Bev Ferrington knows her way around a computer. A mainframe specialist for nearly 25 years (and a hobby farmer on the sly), the Woodinville, Wash., woman suspected something was very wrong with her household PC around the 13th of July. "My computer started to run like a dog in molasses," she says. "I couldn't get anything to work." After deploying several tricks up her IT sleeve, she found a new text file planted in several locations throughout her hard drive. Titled simply READ_ME.TXT, the body of the message read like a grammatically challenged ransom note: "Hello, your files are encrypted with RSA-4096 algorithm," it began. "To decrypt your files you need to buy our software. The price is $300 ... To buy our software please contact us at email@example.com." The missive was signed by the "Glamorous team," and Ferrington remembers the exact feeling that washed over her after reading it. "I knew I was screwed," she says.
Ransom notes may be the stuff of movies to most of us, the very word "ransom" conjuring images of a frothing-mad Mel Gibson shouting "Gimme back my son!" But computer worms like the Glamour strain—Trojan horses that take your personal files hostage and demand money to decrypt them—are hardly confined to the realm of science fiction. The idea of ransomware has existed in hacker circles for at least 20 years. Today, with the rise of anonymous international money transfer through services like PayPal, the idea has started to become a reality. "We are definitely seeing more of it," says Bruce Schneier, a security technologist and founder of computer security firm BT Counterpane. How much more is hard to quantify. Large companies whose accounts-payable data get compromised, for example, don't like letting the public know they've been hit, says Schneier. This means "it's hard to get a handle on how pervasive it is." But the ballpark figures that have been batted around are a bit disturbing. The security firm Secure Science Corp. estimates that in the past eight months 152,000 victims have been infected, amounting to a total of 14.5 million files corrupted by the Trojan.
The strain that hit Bev Ferrington's computer is suspiciously similar to a slightly less-sophisticated ransom worm that made the rounds about six months ago, most likely through internal networks as opposed to file attachments. In a recent report, Secure Science called the two Trojans "brothers from the same mother," suggesting that that they were most likely both created by the same person or group, probably from an organized crime syndicate in Eastern Europe or Russia. "The original authors are actively modifying the code themselves, or they sold/traded the source code to another group who is now in charge of the modifications," reads the report, implying the recent attack is the second in a series that could get increasingly difficult to detect or decode—which may mean more such assaults in the future. (A NEWSWEEK e-mail to the oxyglamour address instantly bounced back, suggesting that it is no longer valid.)

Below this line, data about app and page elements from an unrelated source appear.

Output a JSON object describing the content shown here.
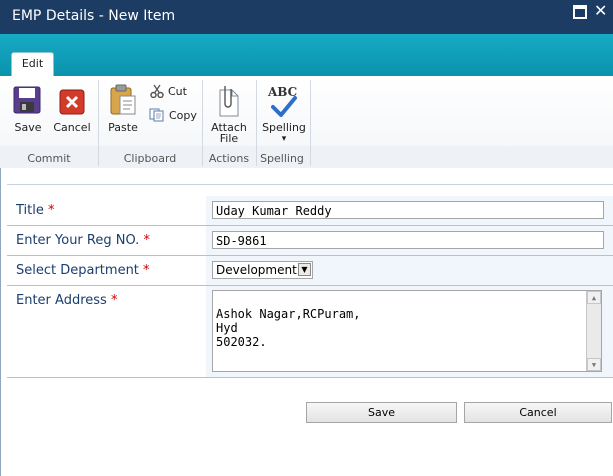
{
  "window": {
    "title": "EMP Details - New Item",
    "maximize_icon": "maximize-icon",
    "close_icon": "close-icon",
    "close_glyph": "✕"
  },
  "ribbon": {
    "tab": "Edit",
    "groups": {
      "commit": "Commit",
      "clipboard": "Clipboard",
      "actions": "Actions",
      "spelling": "Spelling"
    },
    "buttons": {
      "save": "Save",
      "cancel": "Cancel",
      "paste": "Paste",
      "cut": "Cut",
      "copy": "Copy",
      "attach_line1": "Attach",
      "attach_line2": "File",
      "spelling": "Spelling",
      "spelling_arrow": "▾",
      "abc": "ABC"
    }
  },
  "form": {
    "fields": [
      {
        "label": "Title",
        "required": "*",
        "value": "Uday Kumar Reddy"
      },
      {
        "label": "Enter Your Reg NO.",
        "required": "*",
        "value": "SD-9861"
      },
      {
        "label": "Select Department",
        "required": "*",
        "value": "Development",
        "arrow": "▼"
      },
      {
        "label": "Enter Address",
        "required": "*",
        "value": "Ashok Nagar,RCPuram,\nHyd\n502032."
      }
    ],
    "save_label": "Save",
    "cancel_label": "Cancel"
  },
  "colors": {
    "titlebar": "#1c3c63",
    "ribbon_strip": "#0c9db8",
    "label_text": "#1a3e6e",
    "required": "#cc0000"
  }
}
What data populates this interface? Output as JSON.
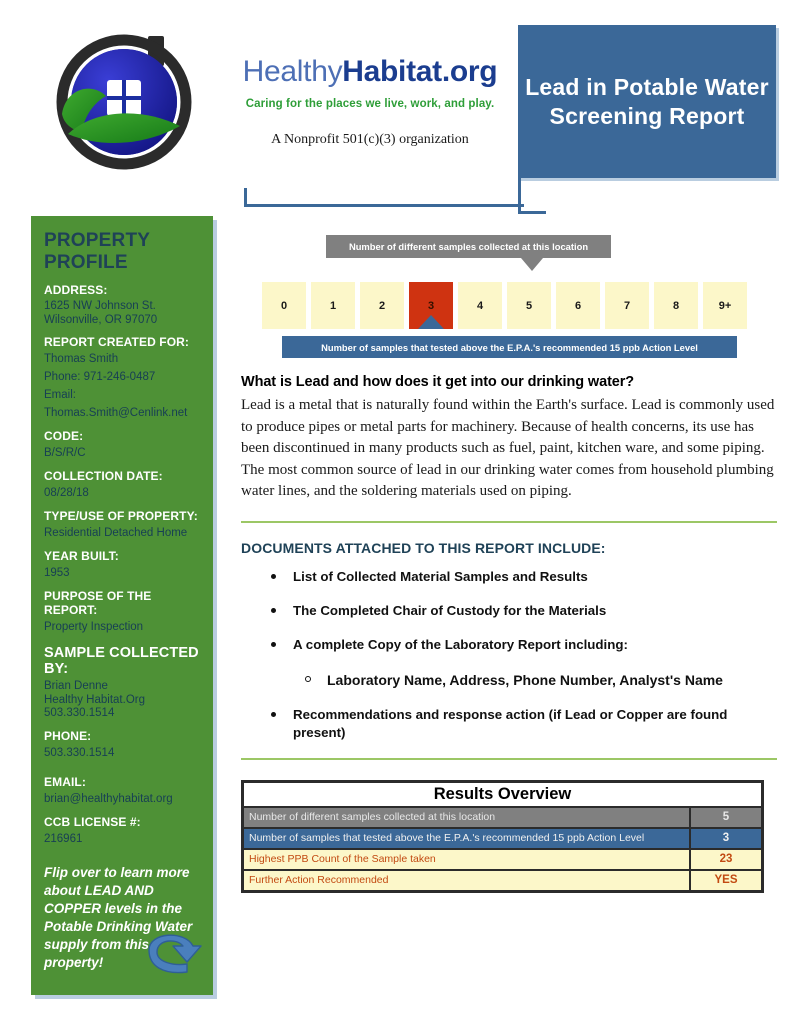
{
  "header": {
    "brand_first": "Healthy",
    "brand_second": "Habitat.org",
    "tagline": "Caring for the places we live, work, and play.",
    "nonprofit": "A Nonprofit 501(c)(3) organization",
    "report_title": "Lead in Potable Water Screening Report"
  },
  "sidebar": {
    "title": "PROPERTY PROFILE",
    "fields": [
      {
        "label": "ADDRESS:",
        "value": "1625 NW Johnson St.\nWilsonville, OR 97070"
      },
      {
        "label": "REPORT CREATED FOR:",
        "value": "Thomas Smith"
      },
      {
        "label": "",
        "value": "Phone: 971-246-0487"
      },
      {
        "label": "",
        "value": "Email:"
      },
      {
        "label": "",
        "value": "Thomas.Smith@Cenlink.net"
      },
      {
        "label": "CODE:",
        "value": "B/S/R/C"
      },
      {
        "label": "COLLECTION DATE:",
        "value": "08/28/18"
      },
      {
        "label": "TYPE/USE OF PROPERTY:",
        "value": "Residential Detached Home"
      },
      {
        "label": "YEAR BUILT:",
        "value": "1953"
      },
      {
        "label": "PURPOSE OF THE REPORT:",
        "value": "Property Inspection"
      },
      {
        "label": "SAMPLE COLLECTED BY:",
        "value": "Brian Denne\nHealthy Habitat.Org\n503.330.1514"
      },
      {
        "label": "PHONE:",
        "value": "503.330.1514"
      },
      {
        "label": "EMAIL:",
        "value": "brian@healthyhabitat.org"
      },
      {
        "label": "CCB LICENSE #:",
        "value": "216961"
      }
    ],
    "address_label": "ADDRESS:",
    "address_value": "1625 NW Johnson St.\nWilsonville, OR 97070",
    "created_for_label": "REPORT CREATED FOR:",
    "created_for_name": "Thomas Smith",
    "created_for_phone": "Phone: 971-246-0487",
    "created_for_email_label": "Email:",
    "created_for_email": "Thomas.Smith@Cenlink.net",
    "code_label": "CODE:",
    "code_value": "B/S/R/C",
    "collection_label": "COLLECTION DATE:",
    "collection_value": "08/28/18",
    "type_label": "TYPE/USE OF PROPERTY:",
    "type_value": "Residential Detached Home",
    "year_label": "YEAR BUILT:",
    "year_value": "1953",
    "purpose_label": "PURPOSE OF THE REPORT:",
    "purpose_value": "Property Inspection",
    "collected_by_label": "SAMPLE COLLECTED BY:",
    "collected_by_value": "Brian Denne\nHealthy Habitat.Org\n503.330.1514",
    "phone_label": "PHONE:",
    "phone_value": "503.330.1514",
    "email_label": "EMAIL:",
    "email_value": "brian@healthyhabitat.org",
    "ccb_label": "CCB LICENSE #:",
    "ccb_value": "216961",
    "flip_note": "Flip over to learn more about LEAD AND COPPER levels in the Potable Drinking Water supply from this property!"
  },
  "scale": {
    "gray_callout": "Number of different samples collected at this location",
    "blue_callout": "Number of samples that tested above the E.P.A.'s recommended 15 ppb Action Level",
    "cells": [
      "0",
      "1",
      "2",
      "3",
      "4",
      "5",
      "6",
      "7",
      "8",
      "9+"
    ],
    "active_index": 3,
    "gray_pointer_index": 5,
    "active_color": "#cf3311",
    "cell_color": "#fcf7c9",
    "gray_color": "#808080",
    "blue_color": "#3b6898"
  },
  "main": {
    "question_heading": "What is Lead and how does it get into our drinking water?",
    "question_body": "Lead is a metal that is naturally found within the Earth's surface.  Lead is commonly used to produce pipes or metal parts for machinery.  Because of health concerns, its use has been discontinued in many products such as fuel, paint, kitchen ware, and some piping.  The most common source of lead in our drinking water comes from household plumbing water lines, and the soldering materials used on piping.",
    "docs_heading": "DOCUMENTS ATTACHED TO THIS REPORT INCLUDE:",
    "docs": [
      "List of Collected Material Samples and Results",
      "The Completed Chair of Custody for the Materials",
      "A complete Copy of the Laboratory Report including:",
      "Laboratory Name, Address, Phone Number, Analyst's Name",
      "Recommendations and response action (if Lead or Copper are found present)"
    ]
  },
  "chart_data": {
    "type": "table",
    "title": "Results Overview",
    "rows": [
      {
        "label": "Number of different samples collected at this location",
        "value": "5",
        "style": "gray"
      },
      {
        "label": "Number of samples that tested above the E.P.A.'s recommended 15 ppb Action Level",
        "value": "3",
        "style": "blue"
      },
      {
        "label": "Highest PPB Count of the Sample taken",
        "value": "23",
        "style": "yellow"
      },
      {
        "label": "Further Action Recommended",
        "value": "YES",
        "style": "yellow"
      }
    ]
  }
}
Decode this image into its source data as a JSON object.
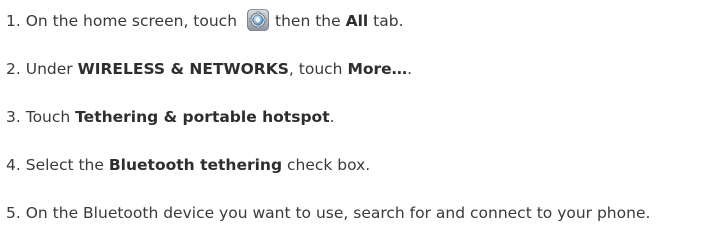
{
  "steps": [
    {
      "number": "1.",
      "text_1": "On the home screen, touch",
      "icon": "settings-icon",
      "text_2": "then the",
      "bold_1": "All",
      "text_3": "tab."
    },
    {
      "number": "2.",
      "text_1": "Under",
      "bold_1": "WIRELESS & NETWORKS",
      "text_2": ", touch",
      "bold_2": "More…",
      "text_3": "."
    },
    {
      "number": "3.",
      "text_1": "Touch",
      "bold_1": "Tethering & portable hotspot",
      "text_2": "."
    },
    {
      "number": "4.",
      "text_1": "Select the",
      "bold_1": "Bluetooth tethering",
      "text_2": "check box."
    },
    {
      "number": "5.",
      "text_1": "On the Bluetooth device you want to use, search for and connect to your phone."
    }
  ]
}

How worried should you be? Certainly if you've been backing up your data (you have been backing up your data, right?), not very. Scary though it may sound, the extortion scheme is unlikely to represent the plague of the future, according to Lance James of Secure Science. "If it made money, we'd see it all the time," he says. The built-in weakness of ransomware—even in the era of easy anonymous money transfers—is that it makes itself instantly known. "Once you identify yourself, it gets reported, it hits the news," says James. "The more effective stuff is the stuff that secretly sits in your box and steals your data. If you don't know about it, [hackers] get more gain." The would-be extortionists certainly didn't get much out of Ferrington, who says she keeps no sensitive information on her hard drive outside of a few passwords. Her computer is currently in the hands of James's firm, which is releasing a free decryption code for anyone who might have become compromised. And filenappers take note: not once did Ferrington consider coughing up the $300. "God, no," she says. "This is gross; this is highway robbery, and I'm not going to pay it." Mel Gibson would be proud.